***** Exercise material
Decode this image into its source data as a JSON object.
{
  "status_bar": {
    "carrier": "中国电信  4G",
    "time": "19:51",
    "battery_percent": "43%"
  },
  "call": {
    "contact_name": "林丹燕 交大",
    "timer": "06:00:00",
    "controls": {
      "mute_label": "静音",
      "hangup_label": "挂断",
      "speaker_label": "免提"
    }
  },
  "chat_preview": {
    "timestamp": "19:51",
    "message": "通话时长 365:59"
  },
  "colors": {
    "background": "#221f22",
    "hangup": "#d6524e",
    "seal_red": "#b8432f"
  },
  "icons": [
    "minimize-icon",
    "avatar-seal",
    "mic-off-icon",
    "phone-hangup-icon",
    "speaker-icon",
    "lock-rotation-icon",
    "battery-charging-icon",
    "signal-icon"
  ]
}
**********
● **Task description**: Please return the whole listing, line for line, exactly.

● **Response**:
Decode this image into its source data as a JSON object.
{
  "status_bar": {
    "carrier": "中国电信  4G",
    "time": "19:51",
    "battery_percent": "43%"
  },
  "call": {
    "contact_name": "林丹燕 交大",
    "timer": "06:00:00",
    "controls": {
      "mute_label": "静音",
      "hangup_label": "挂断",
      "speaker_label": "免提"
    }
  },
  "chat_preview": {
    "timestamp": "19:51",
    "message": "通话时长 365:59"
  },
  "colors": {
    "background": "#221f22",
    "hangup": "#d6524e",
    "seal_red": "#b8432f"
  },
  "icons": [
    "minimize-icon",
    "avatar-seal",
    "mic-off-icon",
    "phone-hangup-icon",
    "speaker-icon",
    "lock-rotation-icon",
    "battery-charging-icon",
    "signal-icon"
  ]
}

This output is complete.